The Deepwater Horizon Oil Spill that occurred in the Gulf of Mexico in 2010 spilled 4.9 million barrels of oil into the Gulf, causing tremendous impacts to the ecosystem. The Exxon Valdez Oil Spill in the Prince William Sound in 1989 also had a tremendous impact on the environment. Impacts of these spills can still be seen, and there is still oil that has not yet been cleaned up on land and in the water.
Cleaning up oil from the coast and water can be tricky. Researchers at the University of Wisconsin, Madison have developed a new material that repels oil underwater, providing the potential to create new materials that will be able to better clean up oil from oil spills.
Researchers David Lynn (lead) and Uttam Manna (assistant), through the manipulation of chemical and topographical properties of a material, created a porous material made from thin polymer films. By using this material as a coating to cover wire mesh, and then pouring a mixture of water and oil through the mesh, they saw that the oil stayed on top of the mesh while the water passed through. They also found that even after damaging the material – in this case, by using sandpaper on it, freezing it, burning it, scratching it – oil was still repelled.
These Wisconsin researchers now plan to find a way to use this materials on larger items, but current results show that using this oil-repellent material makes it easier to collect and recover oil in water.
These new materials have the potential to help in many instances where one chemical needs to be separated from another.

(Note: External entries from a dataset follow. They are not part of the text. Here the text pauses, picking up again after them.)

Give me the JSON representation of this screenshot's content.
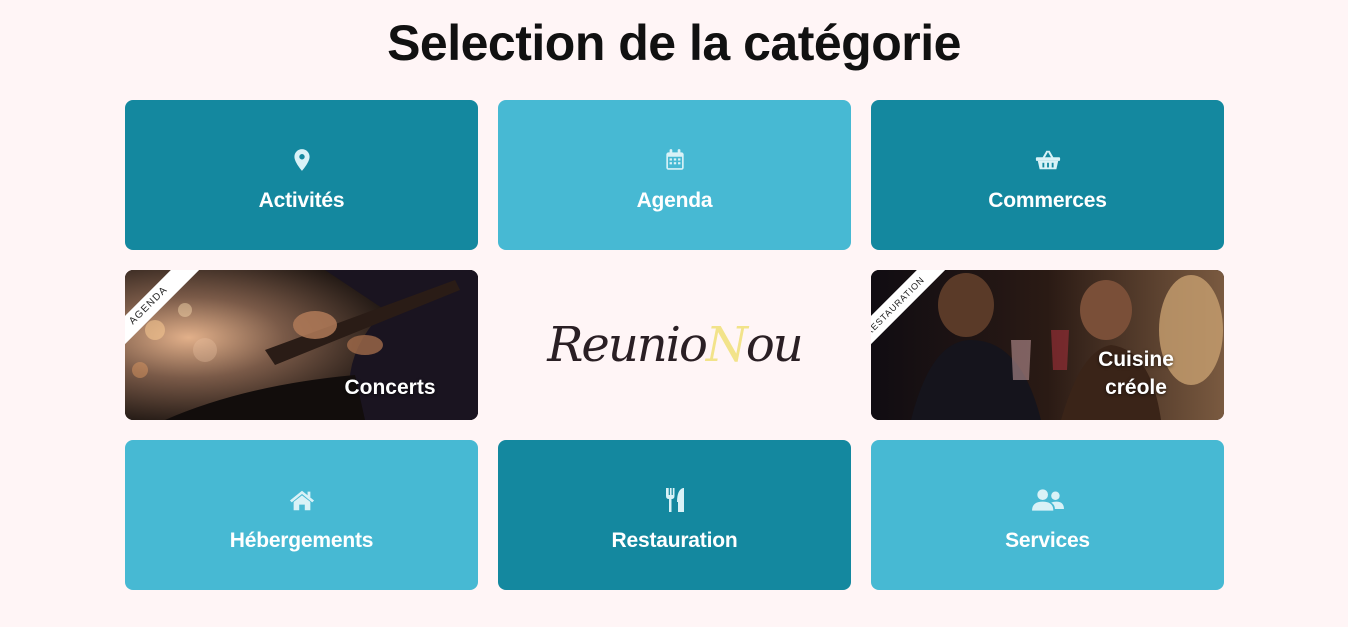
{
  "page": {
    "title": "Selection de la catégorie"
  },
  "tiles": {
    "activites": {
      "label": "Activités",
      "icon": "map-marker-icon"
    },
    "agenda": {
      "label": "Agenda",
      "icon": "calendar-icon"
    },
    "commerces": {
      "label": "Commerces",
      "icon": "basket-icon"
    },
    "hebergements": {
      "label": "Hébergements",
      "icon": "home-icon"
    },
    "restauration": {
      "label": "Restauration",
      "icon": "utensils-icon"
    },
    "services": {
      "label": "Services",
      "icon": "users-icon"
    }
  },
  "featured": {
    "concerts": {
      "ribbon": "AGENDA",
      "title": "Concerts"
    },
    "cuisine": {
      "ribbon": "RESTAURATION",
      "title_line1": "Cuisine",
      "title_line2": "créole"
    }
  },
  "logo": {
    "part1": "Reunio",
    "part2": "N",
    "part3": "ou"
  },
  "colors": {
    "dark": "#14889f",
    "light": "#47b9d3",
    "background": "#fff5f6",
    "icon": "#d9f2f7"
  }
}
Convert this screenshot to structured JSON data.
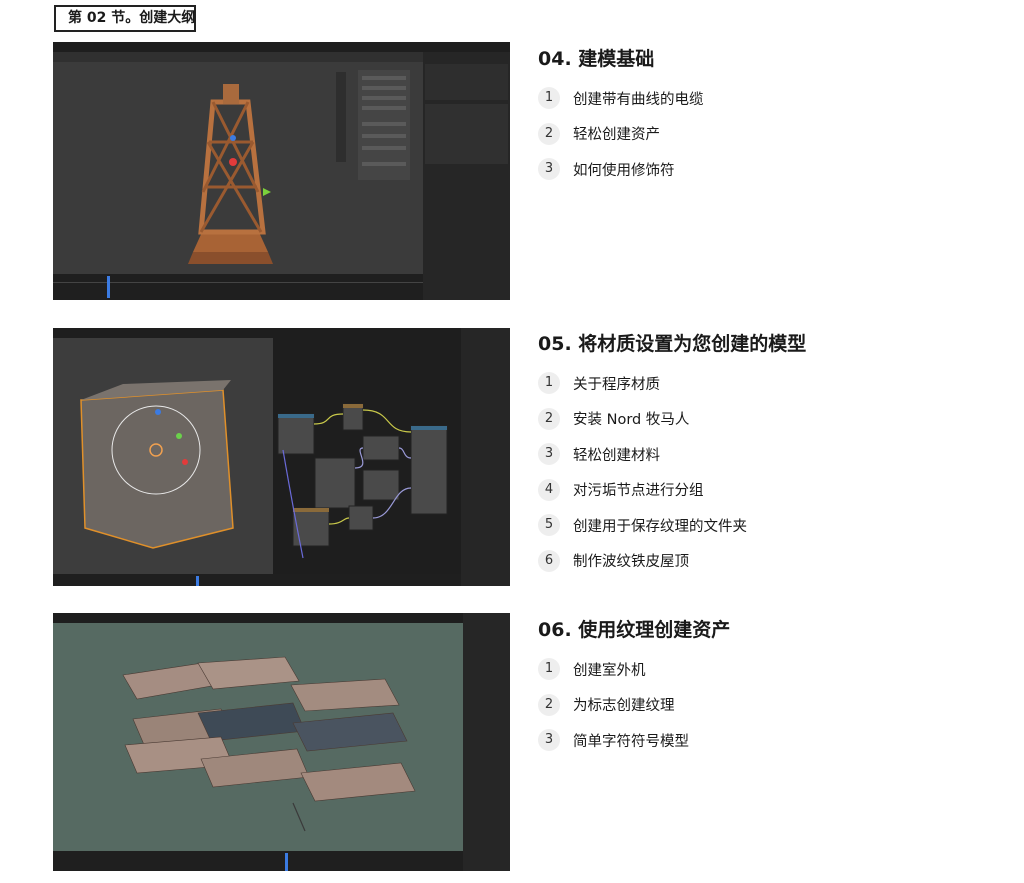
{
  "section_title": "第 02 节。创建大纲",
  "chapters": [
    {
      "title": "04. 建模基础",
      "items": [
        "创建带有曲线的电缆",
        "轻松创建资产",
        "如何使用修饰符"
      ]
    },
    {
      "title": "05. 将材质设置为您创建的模型",
      "items": [
        "关于程序材质",
        "安装 Nord 牧马人",
        "轻松创建材料",
        "对污垢节点进行分组",
        "创建用于保存纹理的文件夹",
        "制作波纹铁皮屋顶"
      ]
    },
    {
      "title": "06. 使用纹理创建资产",
      "items": [
        "创建室外机",
        "为标志创建纹理",
        "简单字符符号模型"
      ]
    }
  ],
  "colors": {
    "viewport_dark": "#3a3a3a",
    "viewport_teal": "#566a62",
    "panel": "#2b2b2b",
    "tower": "#a0603a",
    "badge_bg": "#eeeeee"
  }
}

David Lynn explained that “We’re not just talking about the potential to develop new tools to help clean up oil spills. It could also be fragrances and pharmaceuticals, fine chemicals or other organic liquids.”